You are the Country Manager of Weber Shandwick Africa, one of the leading PR firms in the world. What does your job entail?
As Country Manager, Weber Shandwick Nigeria, my role includes growing the business in Nigeria and the West African region. The mandate involves reinforcing the Weber Shandwick corporate culture and service hallmark in-country, which has positioned the Weber Shandwick brand as a leading global agency, and leveraging on this strength to grow the business within the region.
Tell us more about Weber Shandwick Africa.
Weber Shandwick Africa is a team of 22 dynamic individuals that are creative, innovative and well acquainted with the local markets in the region. The office has been in existence for 5 years; based in South Africa, Johannesburg and full time employees based in Nigeria.
The team works very closely with partner agencies to execute world class strategies and plans while re-enforcing WS best practices on a global scale. The team partakes in a number of formal and informal training sessions organized by the company to ensure that they are always in tune with the latest global trends.
We have conducted and delivered campaigns across West Africa, working with affiliates who understand the cultural nuances of the region, providing insights with amazing results to our clients. One of our strengths, and one which we pride ourselves, is belonging to an organization with network of experts spanning 121 offices across the globe. This set-up ensures complete synergy across markets and guarantees that we are all taken as one brand with clear messaging.
In recent times, some researchers have pointed to a continuous convergence of PR and Marketing. Do you foresee PR losing its identity in the process?
We have been talking about integrated marketing communications which provides the platform for these disciplines to converge as one. We are in an era where communications has evolved into creativity, strategy and impact. It’s not about whether this is marketing or PR but more importantly about how what we’re doing is able to create the desired impact. For instance, in Weber Shandwick we are pushing the boundaries and creating unique solutions for our clients that ensure they remain top of mind in their businesses. That is why in Weber Shandwick we’re ‘engaging, always’.
If not, does PR have anything to gain from the development?
The first approach is not to try and delineate Marketing from PR; otherwise, there’s already a restriction. The point I’m driving here is to see PR and Marketing first as communications – everything is in a mix. What should interest you is being able to build a strategy that fits the problem and provide solution. As PR practitioners in Africa and Nigeria particularly, it is time to explore the options in communications and evolve winning campaigns that will make an advertising or marketing specialist green with envy.
Globally, finding and retaining the right PR talents remains the single biggest business challenge the PR industry faces. Why is this so?
We’re used to doing things the same way; so new ideas are not being created, new technologies are not being explored. We’re in a tech era where young people are pushing the boundaries of innovation and doing what ordinarily was impossible 20 years ago. No one wants to associate with a profession still living in the Dark Age. What we have now is a line of PR practitioners who have done PR the same way in the last 15-20 years and are being recycled from one agency to another. So the industry is saturated with people who are no longer relevant.
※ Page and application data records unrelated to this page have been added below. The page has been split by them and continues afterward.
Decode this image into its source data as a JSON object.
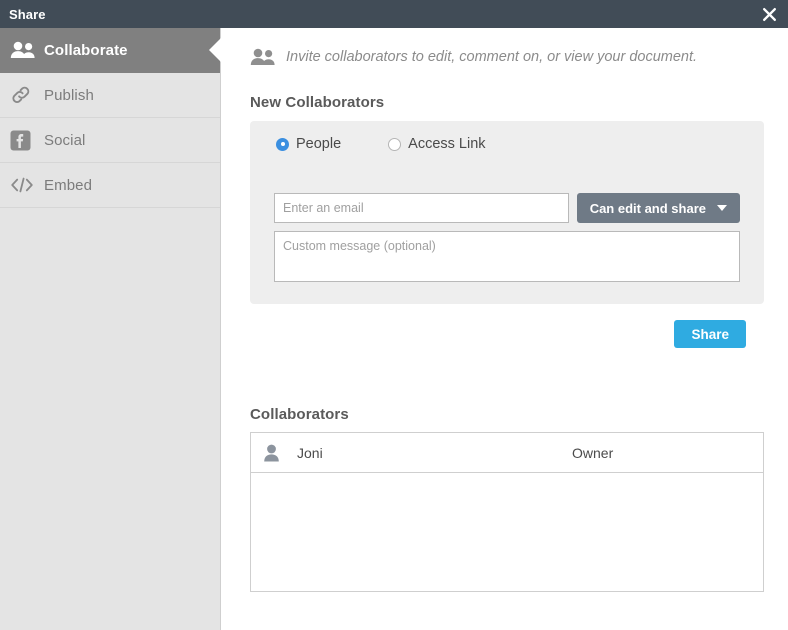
{
  "window": {
    "title": "Share",
    "close_icon": "close-icon"
  },
  "sidebar": {
    "items": [
      {
        "label": "Collaborate",
        "icon": "people-icon",
        "active": true
      },
      {
        "label": "Publish",
        "icon": "link-icon",
        "active": false
      },
      {
        "label": "Social",
        "icon": "facebook-icon",
        "active": false
      },
      {
        "label": "Embed",
        "icon": "code-icon",
        "active": false
      }
    ]
  },
  "main": {
    "invite": {
      "icon": "people-icon",
      "text": "Invite collaborators to edit, comment on, or view your document."
    },
    "new_collaborators": {
      "heading": "New Collaborators",
      "radios": [
        {
          "label": "People",
          "checked": true
        },
        {
          "label": "Access Link",
          "checked": false
        }
      ],
      "email_field": {
        "placeholder": "Enter an email",
        "value": ""
      },
      "permission_button": {
        "label": "Can edit and share",
        "icon": "chevron-down-icon"
      },
      "message_field": {
        "placeholder": "Custom message (optional)",
        "value": ""
      },
      "share_button": "Share"
    },
    "collaborators": {
      "heading": "Collaborators",
      "rows": [
        {
          "icon": "person-icon",
          "name": "Joni",
          "role": "Owner"
        }
      ]
    }
  },
  "colors": {
    "titlebar": "#414c57",
    "sidebar_bg": "#e4e4e4",
    "sidebar_active": "#808080",
    "panel_bg": "#eeeeee",
    "accent_blue": "#2fabe1",
    "radio_blue": "#3b8fe0",
    "permission_gray": "#6f7a86"
  }
}
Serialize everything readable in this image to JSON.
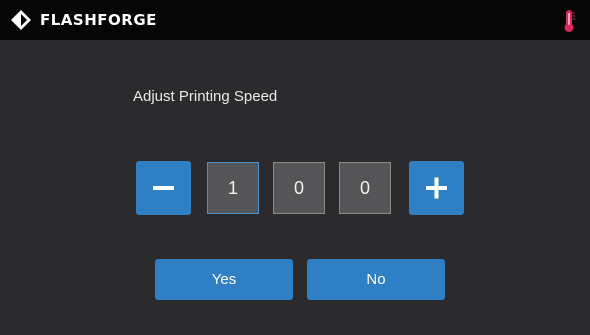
{
  "header": {
    "brand": "FLASHFORGE",
    "logo_icon": "flashforge-diamond-icon",
    "status_icon": "thermometer-icon",
    "status_color": "#e0245e"
  },
  "dialog": {
    "title": "Adjust Printing Speed",
    "digits": [
      "1",
      "0",
      "0"
    ],
    "decrease_icon": "minus-icon",
    "increase_icon": "plus-icon",
    "yes_label": "Yes",
    "no_label": "No"
  },
  "colors": {
    "accent": "#2e7fc4",
    "background": "#2b2b2e",
    "topbar": "#050505"
  }
}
Do you think the PR industry has positioned itself well as an inspirational career choice? If not, how can it do that?
We’re in an era where word-of-mouth referral has overtaken any TV or billboard campaigns. Right now, it’s about influencers and social media. This is what we do in PR. How do you position your client/service/product to get endorsed by relevant public so much that someone other than yourself is willing to speak on your behalf without being sponsored to do so? Not many practitioners know how to get a brand to this point. So, first thing is knowledge. We’re limited in the depth and height and width of what we can achieve in this profession. Until we bridge that knowledge gap, the industry will still be looked on as a profession for everyone else who has failed in other professions.
It is generally believed that PR will gain more respect if it effectively demonstrates its value within organizations. What advice do you have for PR professionals to ensure this is achieved in the organizations they work for?
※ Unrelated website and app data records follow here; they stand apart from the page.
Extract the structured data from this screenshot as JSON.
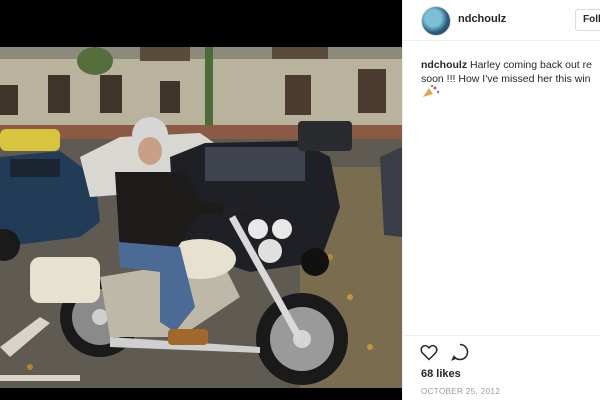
{
  "post": {
    "username": "ndchoulz",
    "follow_label": "Follow",
    "caption_user": "ndchoulz",
    "caption_line1": "Harley coming back out re",
    "caption_line2": "soon !!! How I've missed her this win",
    "emoji_name": "party-emoji",
    "likes": "68 likes",
    "date": "OCTOBER 25, 2012"
  },
  "icons": {
    "like": "heart-icon",
    "comment": "comment-icon"
  },
  "colors": {
    "panel_bg": "#ffffff",
    "text": "#262626",
    "muted": "#999999",
    "viewer_bg": "#000000"
  }
}
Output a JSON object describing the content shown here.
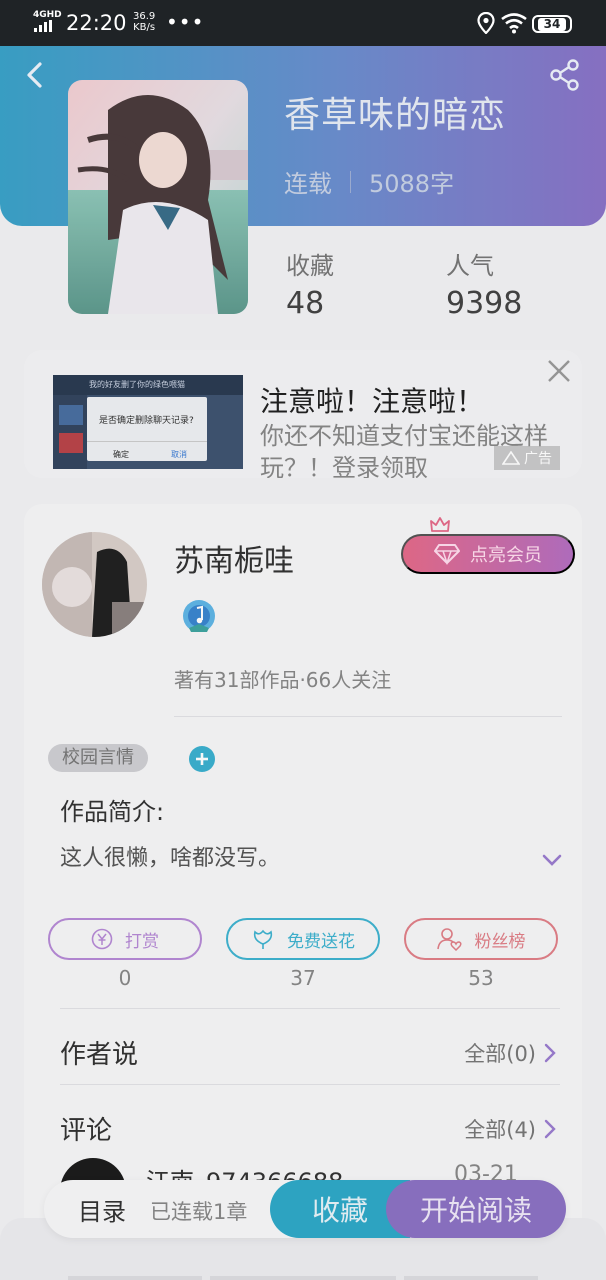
{
  "status_bar": {
    "network": "4GHD",
    "time": "22:20",
    "speed_value": "36.9",
    "speed_unit": "KB/s",
    "more": "•••",
    "battery": "34"
  },
  "book": {
    "title": "香草味的暗恋",
    "status": "连载",
    "word_count": "5088字",
    "stats": [
      {
        "label": "收藏",
        "value": "48"
      },
      {
        "label": "人气",
        "value": "9398"
      }
    ]
  },
  "ad": {
    "headline": "注意啦！注意啦！",
    "subtext": "你还不知道支付宝还能这样玩？！登录领取",
    "tag": "广告",
    "thumb_title": "我的好友删了你的绿色喂猫",
    "thumb_dialog": "是否确定删除聊天记录?",
    "thumb_confirm": "确定",
    "thumb_cancel": "取消"
  },
  "author": {
    "name": "苏南栀哇",
    "vip_label": "点亮会员",
    "stats_text": "著有31部作品·66人关注",
    "genre_tag": "校园言情",
    "intro_title": "作品简介:",
    "intro_text": "这人很懒，啥都没写。"
  },
  "actions": [
    {
      "label": "打赏",
      "count": "0",
      "color": "#b68ad6"
    },
    {
      "label": "免费送花",
      "count": "37",
      "color": "#3fb3d0"
    },
    {
      "label": "粉丝榜",
      "count": "53",
      "color": "#e07f88"
    }
  ],
  "sections": {
    "author_says": {
      "label": "作者说",
      "more": "全部(0)"
    },
    "comments": {
      "label": "评论",
      "more": "全部(4)"
    }
  },
  "comment_peek": {
    "user": "江南_974366688",
    "date": "03-21"
  },
  "bottom_bar": {
    "toc": "目录",
    "serial": "已连载1章",
    "favorite": "收藏",
    "start_reading": "开始阅读"
  },
  "colors": {
    "hero_start": "#3aa3c9",
    "hero_end": "#8b73c8",
    "favorite_btn": "#2fa9c8",
    "read_btn": "#8c72c4",
    "vip": "#e56b8a"
  }
}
Every organization, whether big or small, needs Public Relations as long as the organization has customers and stakeholders. Why organizations are not engaging PR agencies is either they do not understand what PR is about, or existing agencies are not delivering value, therefore, the organization has not seen the need for a sign on. These days, clients want to justify spend and therefore need evidences of PR outcomes. Measuring outcomes in PR is a recurring discussion and until we’re able to crack it, demonstrating PR values will still be in contention.
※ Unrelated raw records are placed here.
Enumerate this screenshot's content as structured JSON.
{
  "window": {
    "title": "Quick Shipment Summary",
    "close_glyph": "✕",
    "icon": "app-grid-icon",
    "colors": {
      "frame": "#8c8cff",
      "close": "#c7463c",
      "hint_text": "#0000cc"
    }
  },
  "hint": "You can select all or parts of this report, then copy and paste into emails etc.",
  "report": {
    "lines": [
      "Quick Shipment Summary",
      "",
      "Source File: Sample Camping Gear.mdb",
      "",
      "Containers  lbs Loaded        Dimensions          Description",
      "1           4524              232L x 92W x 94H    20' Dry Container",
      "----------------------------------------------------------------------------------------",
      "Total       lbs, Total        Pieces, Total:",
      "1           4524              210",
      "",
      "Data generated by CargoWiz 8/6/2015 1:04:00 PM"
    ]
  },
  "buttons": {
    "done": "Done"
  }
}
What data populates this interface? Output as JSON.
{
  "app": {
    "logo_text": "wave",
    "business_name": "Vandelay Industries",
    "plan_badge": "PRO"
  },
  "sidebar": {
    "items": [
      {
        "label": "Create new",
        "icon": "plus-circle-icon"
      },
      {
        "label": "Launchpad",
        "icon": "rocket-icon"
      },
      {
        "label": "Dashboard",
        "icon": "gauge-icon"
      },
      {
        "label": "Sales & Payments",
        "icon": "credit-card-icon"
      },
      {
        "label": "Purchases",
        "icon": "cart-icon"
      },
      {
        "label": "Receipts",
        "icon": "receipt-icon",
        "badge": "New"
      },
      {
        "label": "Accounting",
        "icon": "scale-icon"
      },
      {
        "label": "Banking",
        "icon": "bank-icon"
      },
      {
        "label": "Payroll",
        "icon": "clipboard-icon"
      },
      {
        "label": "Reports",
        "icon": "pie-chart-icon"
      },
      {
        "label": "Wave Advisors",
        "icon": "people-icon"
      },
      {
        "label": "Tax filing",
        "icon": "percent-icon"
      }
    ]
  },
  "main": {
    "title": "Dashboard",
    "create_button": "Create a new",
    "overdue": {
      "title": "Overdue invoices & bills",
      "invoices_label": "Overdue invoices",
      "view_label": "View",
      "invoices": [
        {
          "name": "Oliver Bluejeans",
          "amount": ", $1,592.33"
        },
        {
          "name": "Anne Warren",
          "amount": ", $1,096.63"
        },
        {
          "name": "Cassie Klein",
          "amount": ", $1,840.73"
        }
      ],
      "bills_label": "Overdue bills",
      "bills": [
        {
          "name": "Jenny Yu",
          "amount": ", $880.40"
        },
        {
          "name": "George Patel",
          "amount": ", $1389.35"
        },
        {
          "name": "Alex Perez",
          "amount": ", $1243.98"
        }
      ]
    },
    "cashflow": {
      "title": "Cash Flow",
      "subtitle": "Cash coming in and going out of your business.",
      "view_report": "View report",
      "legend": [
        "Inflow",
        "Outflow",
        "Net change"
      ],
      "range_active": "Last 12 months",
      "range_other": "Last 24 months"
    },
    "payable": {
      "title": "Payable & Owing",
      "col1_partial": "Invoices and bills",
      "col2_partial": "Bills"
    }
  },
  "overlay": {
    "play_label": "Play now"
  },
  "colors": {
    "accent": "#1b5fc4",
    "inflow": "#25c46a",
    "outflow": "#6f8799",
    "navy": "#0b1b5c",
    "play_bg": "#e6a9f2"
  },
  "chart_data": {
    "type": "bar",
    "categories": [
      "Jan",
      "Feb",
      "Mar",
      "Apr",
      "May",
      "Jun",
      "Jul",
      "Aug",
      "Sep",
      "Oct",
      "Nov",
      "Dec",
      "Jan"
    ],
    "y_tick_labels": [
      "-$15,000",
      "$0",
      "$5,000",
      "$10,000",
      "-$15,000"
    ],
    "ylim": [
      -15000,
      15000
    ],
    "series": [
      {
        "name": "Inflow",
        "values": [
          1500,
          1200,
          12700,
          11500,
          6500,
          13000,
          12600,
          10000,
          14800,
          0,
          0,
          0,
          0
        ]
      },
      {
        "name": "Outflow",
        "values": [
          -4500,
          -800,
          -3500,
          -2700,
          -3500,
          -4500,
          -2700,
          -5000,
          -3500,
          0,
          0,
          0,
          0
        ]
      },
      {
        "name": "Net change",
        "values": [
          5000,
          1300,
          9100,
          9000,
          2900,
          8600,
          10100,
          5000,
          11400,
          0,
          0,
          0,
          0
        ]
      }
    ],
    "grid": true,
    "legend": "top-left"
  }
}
However, demonstrating value is a function of many factors which includes documentation of case studies – how company X moved from point A to point B using PR services. In Nigeria, I’m yet to see empirical evidences to show such outcomes. If the PR industry is to grow in Nigeria, practitioners need to come together to document campaigns evidently showing selected PR outcomes and institute a platform for such campaigns to be celebrated with the clients in attendance.
Given your wealth of experience in PR, what advice do you have for those hoping to make a career in the profession?
Public Relations has become a sought-after profession all over the world. Bolstered with advancement in technology there is no limit to what we can achieve using PR. For anyone who desires to take up PR as a profession, it is not because they failed in other professions, it’s about passion. Passion drives performance.